In our previous two posts, we looked at the overall decline in primary care physician productivity from 2002 to 2016, and the sharp uptick in capacity for medical sub-specialists during that same time period. For our final installment of this three-part series on the trends in physician productivity, our attention turns to surgical sub-specialties.
In our last post, we demonstrated the overall decline in primary care physician productivity from 2002 to 2016. The decline has yet to rebound for Family Medicine, Pediatrics and Urgent Care while Internal Medicine and OB/Gyn have seen sharp upticks in productivity in the last several years. This week’s focus is on the medical sub-specialties.
In our work helping clients across the country determine the number and type of physicians they need to be successful, physician productivity is a key factor. We have been closely tracking the market forces that impact productivity, as well as the resulting level of ambulatory encounters on a per specialty basis. This week’s focus is on primary care.
We would like to announce that Brittany Foreman has accepted a new position with Baker Botts in the Houston office, and we extend our warmest congratulations. Baker Botts is a global law firm with 725 attorneys practicing in 15 locations. Brittany will manage all digital communications for Baker Botts across all of its locations.
I was in an E-Strategy Committee Meeting at Wellmont Health System on Monday evening when a physician asked a straight-forward question: “What percentage of patients do not have their own primary care physician?” I told him that I was not sure, but that I would find out. So, this week we surveyed just over 3,000 consumers as to whether or not they had their own primary care physician.
Over the past few months, we’ve been noticing some trends in our conversations with our clients. There are three consistent conversations that continue to pop up. The first is about tightening budgets in direct proportion to the uncertainty around healthcare reform. The second is a desire to revisit their Provider Development Plan more often than every 3 years. Finally, clients (and us) are concerned that relying on a Community Needs Assessment for 3 years is not defensible, if need be. In response, we have developed, and are now offering, a subscription service to Provider Development Planning.

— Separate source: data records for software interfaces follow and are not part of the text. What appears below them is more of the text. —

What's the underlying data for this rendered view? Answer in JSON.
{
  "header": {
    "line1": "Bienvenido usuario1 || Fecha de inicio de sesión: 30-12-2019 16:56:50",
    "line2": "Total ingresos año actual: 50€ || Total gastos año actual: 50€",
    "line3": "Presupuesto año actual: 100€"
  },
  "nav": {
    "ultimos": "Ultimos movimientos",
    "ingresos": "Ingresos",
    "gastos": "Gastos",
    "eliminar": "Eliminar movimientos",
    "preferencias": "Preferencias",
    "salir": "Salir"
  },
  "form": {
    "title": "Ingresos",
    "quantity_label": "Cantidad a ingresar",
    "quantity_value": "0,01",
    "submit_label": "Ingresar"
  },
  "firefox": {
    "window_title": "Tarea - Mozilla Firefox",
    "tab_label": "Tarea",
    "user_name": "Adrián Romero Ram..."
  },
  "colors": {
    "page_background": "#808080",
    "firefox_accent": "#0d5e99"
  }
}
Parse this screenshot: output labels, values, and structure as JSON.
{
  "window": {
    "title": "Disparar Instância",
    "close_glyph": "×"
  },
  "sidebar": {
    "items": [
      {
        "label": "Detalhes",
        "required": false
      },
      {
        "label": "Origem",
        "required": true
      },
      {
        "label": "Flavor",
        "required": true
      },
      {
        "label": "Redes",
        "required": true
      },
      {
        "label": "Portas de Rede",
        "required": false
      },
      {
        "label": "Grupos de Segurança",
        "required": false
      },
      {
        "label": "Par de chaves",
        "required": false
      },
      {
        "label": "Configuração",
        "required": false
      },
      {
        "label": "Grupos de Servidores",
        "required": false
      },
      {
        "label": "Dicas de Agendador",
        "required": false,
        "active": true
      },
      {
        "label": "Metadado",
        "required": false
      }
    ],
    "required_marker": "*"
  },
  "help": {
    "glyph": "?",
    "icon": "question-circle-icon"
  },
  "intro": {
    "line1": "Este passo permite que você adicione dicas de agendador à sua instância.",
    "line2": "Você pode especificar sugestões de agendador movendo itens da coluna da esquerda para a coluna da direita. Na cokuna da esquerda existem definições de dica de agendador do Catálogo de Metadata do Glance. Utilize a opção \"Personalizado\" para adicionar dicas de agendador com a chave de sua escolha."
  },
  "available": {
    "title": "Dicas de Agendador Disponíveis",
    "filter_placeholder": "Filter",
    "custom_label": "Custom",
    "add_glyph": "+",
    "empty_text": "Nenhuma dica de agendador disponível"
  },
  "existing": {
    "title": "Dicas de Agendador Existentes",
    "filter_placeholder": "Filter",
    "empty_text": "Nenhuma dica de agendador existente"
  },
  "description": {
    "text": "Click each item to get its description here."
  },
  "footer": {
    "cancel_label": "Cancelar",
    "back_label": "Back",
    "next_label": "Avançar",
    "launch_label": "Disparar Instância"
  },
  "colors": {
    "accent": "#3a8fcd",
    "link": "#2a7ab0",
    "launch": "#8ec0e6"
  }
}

With disruptive companies like Amwell, Teledoc, American Well, MDLive, Care Vital and dokita247 offering consumers access to a physician 24 hours a day, from any location in the world, as long as the patient has a computer, tablet or smart phone, we wanted to test to what degree they pose a threat to our clients’ primary care base. So, we surveyed a little more than 3,000 consumers to understand their perspective.
We asked a simple question: “For the same price, who would you prefer to see? 1) Your Doctor at his or her office, 2) Any Doctor via your computer or skype, 3) Any Doctor via your tablet/facetime or 4) Any Doctor via your phone/facetime.”
We at 3d Health have long been interested in the role of the consumer within healthcare – we were the first firm in the country to incorporate patient access results into our Provider Development Plans and we have surveyed thousands of consumers to better understand their perspective on particular topics. Now, we are rolling out our Consumer Strategy Practice to our clients and the industry.
Over the past two weeks we have discussed the evolution of both television and healthcare, and what seems to be the missing consumer revolution within the latter. Republican Senators Bill Cassidy and Susan Collins introduced the Patient Freedom Act on Monday as a replacement bill to the Affordable Care Act. In addition to block grants to the states, the bill calls for pre-funding individual health savings accounts (HSAs) from tax rebates. The HSAs are then coupled with high deductible, catastrophic health insurance.
Basically, some patients would have their own HSA (pre-funded by their tax rebate) and would decide when, how and where they spend their healthcare dollar. Structurally, if anything can spur consumerism in healthcare, this is probably it. So, let’s imaging that a disruption on the scale of Netflix occurs within healthcare, what will consumers demand?
We believe that in the coming wave of consumerism, patients’ demands will center around five elements:
Last week we examined the evolution of television, with a particular focus on benefits to the consumer. This week, we are going to consider the history of hospitals and health systems.